_What to produce_
Once you have read the data below, set it all down again exactly.

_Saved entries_
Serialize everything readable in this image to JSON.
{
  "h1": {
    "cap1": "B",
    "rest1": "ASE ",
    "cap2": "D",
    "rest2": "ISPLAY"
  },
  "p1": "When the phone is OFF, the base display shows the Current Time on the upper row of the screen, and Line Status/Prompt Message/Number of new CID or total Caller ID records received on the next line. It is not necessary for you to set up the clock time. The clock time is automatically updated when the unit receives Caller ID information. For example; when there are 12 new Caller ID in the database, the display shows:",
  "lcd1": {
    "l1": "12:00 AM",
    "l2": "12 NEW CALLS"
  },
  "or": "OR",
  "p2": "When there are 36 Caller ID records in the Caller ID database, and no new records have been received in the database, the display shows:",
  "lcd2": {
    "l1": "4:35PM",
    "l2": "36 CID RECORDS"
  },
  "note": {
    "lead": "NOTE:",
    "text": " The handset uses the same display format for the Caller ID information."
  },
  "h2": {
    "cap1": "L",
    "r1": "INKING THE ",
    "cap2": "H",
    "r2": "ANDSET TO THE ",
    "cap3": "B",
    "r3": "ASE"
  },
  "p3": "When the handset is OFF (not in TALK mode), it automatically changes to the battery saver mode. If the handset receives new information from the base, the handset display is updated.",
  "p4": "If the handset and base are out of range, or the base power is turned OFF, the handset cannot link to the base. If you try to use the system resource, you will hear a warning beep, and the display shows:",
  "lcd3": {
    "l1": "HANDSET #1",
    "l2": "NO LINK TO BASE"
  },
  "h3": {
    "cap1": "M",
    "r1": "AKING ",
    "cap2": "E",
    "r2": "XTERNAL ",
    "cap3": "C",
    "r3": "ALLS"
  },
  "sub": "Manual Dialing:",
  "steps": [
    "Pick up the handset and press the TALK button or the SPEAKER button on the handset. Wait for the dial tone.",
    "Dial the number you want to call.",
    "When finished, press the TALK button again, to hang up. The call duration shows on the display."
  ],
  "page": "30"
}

_Your solution_
Serialize everything readable in this image to JSON.
{
  "h1": {
    "cap1": "B",
    "rest1": "ASE ",
    "cap2": "D",
    "rest2": "ISPLAY"
  },
  "p1": "When the phone is OFF, the base display shows the Current Time on the upper row of the screen, and Line Status/Prompt Message/Number of new CID or total Caller ID records received on the next line. It is not necessary for you to set up the clock time. The clock time is automatically updated when the unit receives Caller ID information. For example; when there are 12 new Caller ID in the database, the display shows:",
  "lcd1": {
    "l1": "12:00 AM",
    "l2": "12 NEW CALLS"
  },
  "or": "OR",
  "p2": "When there are 36 Caller ID records in the Caller ID database, and no new records have been received in the database, the display shows:",
  "lcd2": {
    "l1": "4:35PM",
    "l2": "36 CID RECORDS"
  },
  "note": {
    "lead": "NOTE:",
    "text": " The handset uses the same display format for the Caller ID information."
  },
  "h2": {
    "cap1": "L",
    "r1": "INKING THE ",
    "cap2": "H",
    "r2": "ANDSET TO THE ",
    "cap3": "B",
    "r3": "ASE"
  },
  "p3": "When the handset is OFF (not in TALK mode), it automatically changes to the battery saver mode. If the handset receives new information from the base, the handset display is updated.",
  "p4": "If the handset and base are out of range, or the base power is turned OFF, the handset cannot link to the base. If you try to use the system resource, you will hear a warning beep, and the display shows:",
  "lcd3": {
    "l1": "HANDSET #1",
    "l2": "NO LINK TO BASE"
  },
  "h3": {
    "cap1": "M",
    "r1": "AKING ",
    "cap2": "E",
    "r2": "XTERNAL ",
    "cap3": "C",
    "r3": "ALLS"
  },
  "sub": "Manual Dialing:",
  "steps": [
    "Pick up the handset and press the TALK button or the SPEAKER button on the handset. Wait for the dial tone.",
    "Dial the number you want to call.",
    "When finished, press the TALK button again, to hang up. The call duration shows on the display."
  ],
  "page": "30"
}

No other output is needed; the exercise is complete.